A dictatorship is a form of government in which most or all authority of the country is in the hands of a single individual; the leader. While the term has been used several times throughout history, most common usage of the term is in relation to different types of dictatorships that existed in the 20th and 21st centuries. For example, famous dictators include: Adolf Hitler in Nazi Germany, Joseph Stalin in the Soviet Union, Benito Mussolini in Italy, Kim Jung-un in North Korea and Fidel Castro in Cuba. In general, a dictatorship is the opposite of democracy, which is a system of government in which the people hold the power and the ability to choose who represents their government. Essentially, in a democracy the people have the power over the major aspects of government and have the responsibility to elect their leaders. In contrast, a dictatorship is ruled by a single person who generally acts to protect his own position and power over the welfare of the citizens.
This ideological conflict caused the Cold War because it displayed the difference in worldview between the two nations. As such, the United States and the Soviet Union differed greatly in their views of how the world should be organized following the major events of World War II. For their part, the United States feared Soviet expansionism into regions in Europe and around the world. As a result, the United States President at the start of the Cold War, Harry S. Truman, developed a policy in which the country would work to contain the spread of communism. Historians refer to this as the Truman Doctrine.

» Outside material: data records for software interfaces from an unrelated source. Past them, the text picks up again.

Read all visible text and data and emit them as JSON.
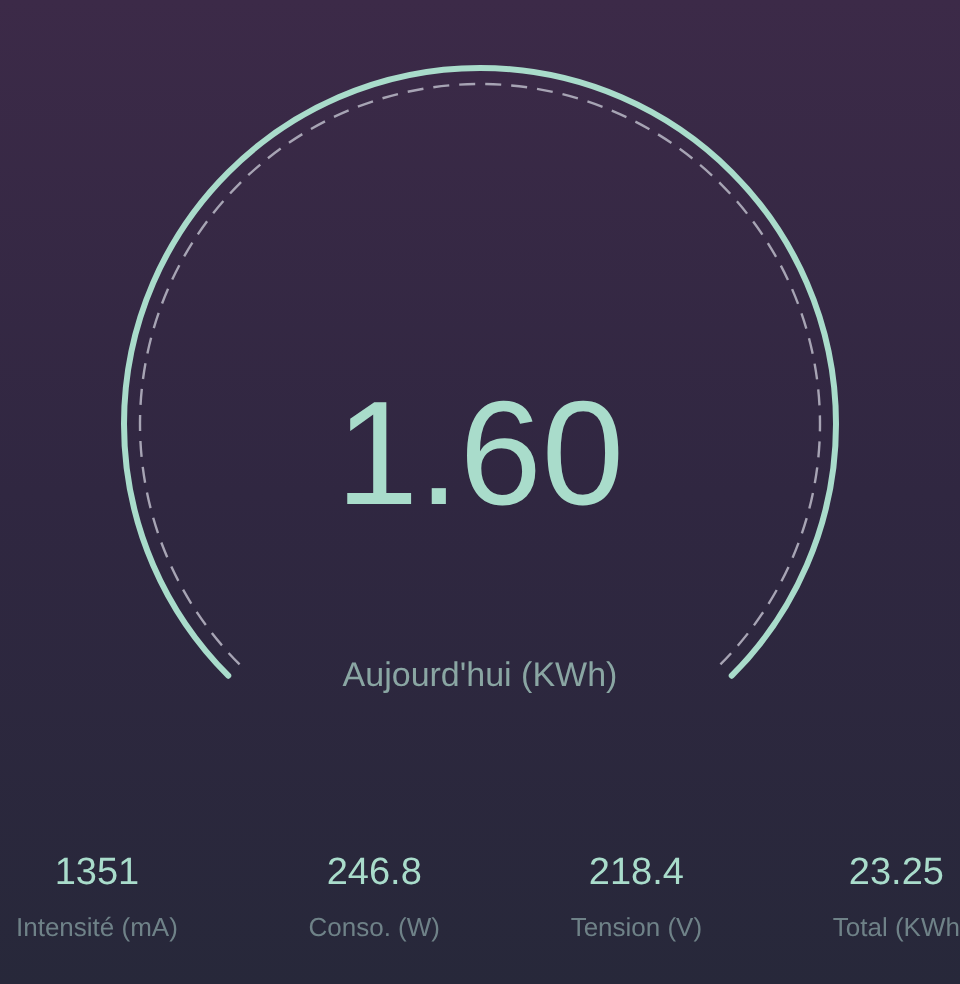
{
  "gauge": {
    "value": "1.60",
    "label": "Aujourd'hui (KWh)"
  },
  "stats": [
    {
      "value": "1351",
      "label": "Intensité (mA)"
    },
    {
      "value": "246.8",
      "label": "Conso. (W)"
    },
    {
      "value": "218.4",
      "label": "Tension (V)"
    },
    {
      "value": "23.25",
      "label": "Total (KWh"
    }
  ]
}
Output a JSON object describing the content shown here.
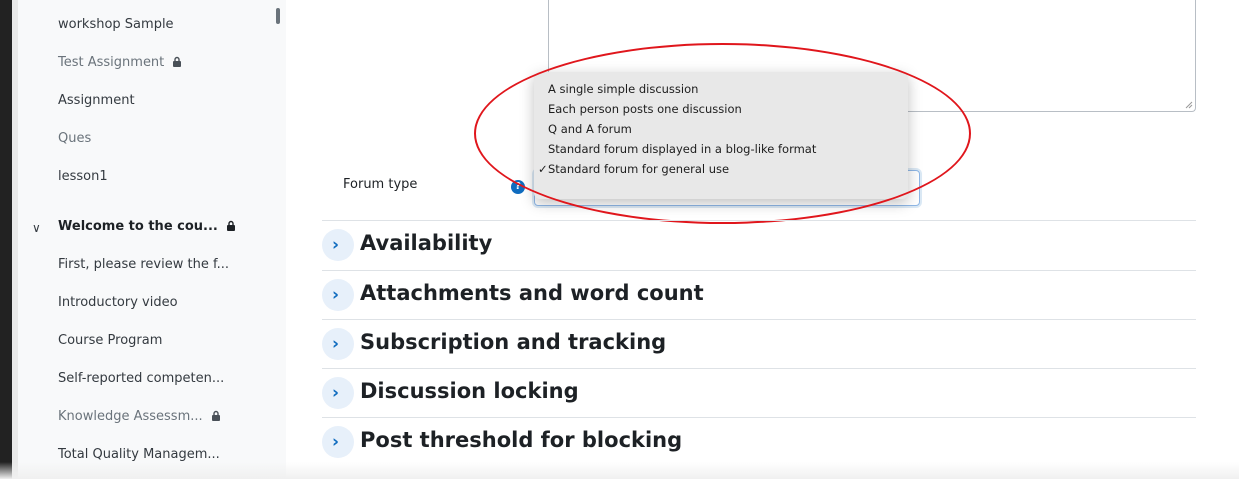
{
  "sidebar": {
    "items": [
      {
        "label": "workshop Sample",
        "locked": false,
        "muted": false
      },
      {
        "label": "Test Assignment",
        "locked": true,
        "muted": true
      },
      {
        "label": "Assignment",
        "locked": false,
        "muted": false
      },
      {
        "label": "Ques",
        "locked": false,
        "muted": true
      },
      {
        "label": "lesson1",
        "locked": false,
        "muted": false
      }
    ],
    "section": {
      "label": "Welcome to the cou...",
      "locked": true
    },
    "section_items": [
      {
        "label": "First, please review the f...",
        "locked": false
      },
      {
        "label": "Introductory video",
        "locked": false
      },
      {
        "label": "Course Program",
        "locked": false
      },
      {
        "label": "Self-reported competen...",
        "locked": false
      },
      {
        "label": "Knowledge Assessm...",
        "locked": true
      },
      {
        "label": "Total Quality Managem...",
        "locked": false
      }
    ]
  },
  "form": {
    "forum_type_label": "Forum type",
    "help_icon_glyph": "?",
    "dropdown_options": [
      {
        "label": "A single simple discussion",
        "selected": false
      },
      {
        "label": "Each person posts one discussion",
        "selected": false
      },
      {
        "label": "Q and A forum",
        "selected": false
      },
      {
        "label": "Standard forum displayed in a blog-like format",
        "selected": false
      },
      {
        "label": "Standard forum for general use",
        "selected": true
      }
    ],
    "check_glyph": "✓"
  },
  "sections": [
    {
      "title": "Availability"
    },
    {
      "title": "Attachments and word count"
    },
    {
      "title": "Subscription and tracking"
    },
    {
      "title": "Discussion locking"
    },
    {
      "title": "Post threshold for blocking"
    }
  ],
  "colors": {
    "accent": "#0f6cbf",
    "annotation_circle": "#e0161c",
    "sidebar_bg": "#f8f9fa"
  }
}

As such, the final cause of the Cold War was the American fear of the spread of communism around the world. As stated above, there was a major ideological conflict between the United States and the Soviet Union at the outset of the Cold War. The United States, led by Harry S. Truman feared that communism as an ideology would spread throughout Europe and the rest of the world. For example, after World War II both Greece and Turkey were facing financial crisis. Due to their proximity to Soviet territory and the rise of communism in recent decades it was feared that the two countries might fall into the Soviet sphere of influence and become communist. In a speech in 1947 on the crisis facing both countries Harry S. Truman stated: “I believe that it must be the policy of the United States to support free peoples who are resisting attempted subjugation by armed minorities or by outside pressures. I believe that we must assist free peoples to work out their own destinies in their own way. I believe that our help should be primarily through economic and financial aid, which is essential to economic stability and orderly political processes.” In this passage, Truman is promoting the idea that the United States should financially support the two nation to avoid them turning to communism. This approach by Truman formed the basis of American foreign policy throughout the remainder of the Cold War in the form of containment, which historians refer to as the Truman Doctrine. Essentially, the Truman Doctrine was the idea that the United States should attempt to contain the Soviet sphere of influence and the spread of communism. This foreign policy caused the United States to enter into conflict with the Soviet Union as it attempted to thwart Soviet expansionism in events such as: Berlin Blockade, Korean War, Vietnam War, etc. As such, many historians view this as a cause of the Cold War because it increased tensions between the two superpowers and led to several conflicts between the two superpowers.